While some Filipinos continue to be very critical of their country’s relationship with the US, overall attitudes in the country towards the US are quite favorable. A 2013 survey by the Pew Research Center’s Global Attitudes Project showed that a whopping 85 percent of respondents in the Philippines viewed the US more favorably than those of any other country in the world. A similar question about whether the respondent had favorable attitudes about Americans yielded the same result: 85 percent of Filipinos responded yes, compared with 84 percent of Americans. One area where Filipinos and Americans displayed considerably different opinions was their confidence in the US President; 84 percent of Filipinos had confidence in Obama, versus 57 percent of Americans.

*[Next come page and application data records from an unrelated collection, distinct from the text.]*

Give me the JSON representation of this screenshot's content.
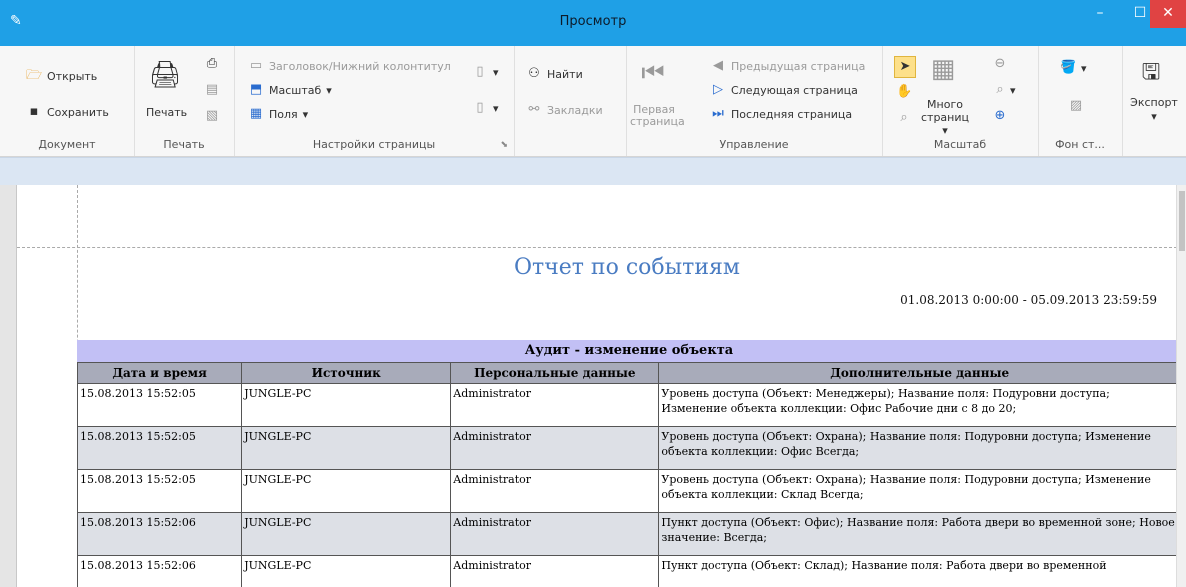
{
  "window": {
    "title": "Просмотр"
  },
  "ribbon": {
    "document": {
      "label": "Документ",
      "open": "Открыть",
      "save": "Сохранить"
    },
    "print": {
      "label": "Печать",
      "print": "Печать"
    },
    "page_settings": {
      "label": "Настройки страницы",
      "header_footer": "Заголовок/Нижний колонтитул",
      "scale": "Масштаб",
      "margins": "Поля"
    },
    "find": {
      "find": "Найти",
      "bookmarks": "Закладки"
    },
    "navigation": {
      "label": "Управление",
      "first_page": "Первая\nстраница",
      "first_line1": "Первая",
      "first_line2": "страница",
      "prev": "Предыдущая страница",
      "next": "Следующая страница",
      "last": "Последняя страница"
    },
    "zoom": {
      "label": "Масштаб",
      "many": "Много",
      "pages": "страниц"
    },
    "background": {
      "label": "Фон ст..."
    },
    "export": {
      "label": "Экспорт"
    }
  },
  "report": {
    "title": "Отчет по событиям",
    "period": "01.08.2013 0:00:00 - 05.09.2013 23:59:59",
    "section": "Аудит - изменение объекта",
    "columns": [
      "Дата и время",
      "Источник",
      "Персональные данные",
      "Дополнительные данные"
    ],
    "rows": [
      [
        "15.08.2013 15:52:05",
        "JUNGLE-PC",
        "Administrator",
        "Уровень доступа (Объект: Менеджеры); Название поля: Подуровни доступа; Изменение объекта коллекции: Офис Рабочие дни с 8 до 20;"
      ],
      [
        "15.08.2013 15:52:05",
        "JUNGLE-PC",
        "Administrator",
        "Уровень доступа (Объект: Охрана); Название поля: Подуровни доступа; Изменение объекта коллекции: Офис Всегда;"
      ],
      [
        "15.08.2013 15:52:05",
        "JUNGLE-PC",
        "Administrator",
        "Уровень доступа (Объект: Охрана); Название поля: Подуровни доступа; Изменение объекта коллекции: Склад Всегда;"
      ],
      [
        "15.08.2013 15:52:06",
        "JUNGLE-PC",
        "Administrator",
        "Пункт доступа (Объект: Офис); Название поля: Работа двери во временной зоне; Новое значение: Всегда;"
      ],
      [
        "15.08.2013 15:52:06",
        "JUNGLE-PC",
        "Administrator",
        "Пункт доступа (Объект: Склад); Название поля: Работа двери во временной"
      ]
    ]
  }
}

So while demonstrators burning Obama in effigy achieved their proximate goal of getting headlines — something essential in both politics and information warfare — it’s unlikely to affect policy on US-Philippine defense cooperation. Both the security posture of the US in the Pacific and the Philippine defense establishment have and will continue to be too closely aligned to entertain much divergence, especially considering the strong pro-US sentiment in the Philippines.

Follow Ryan Faith on Twitter: @Operation_Ryan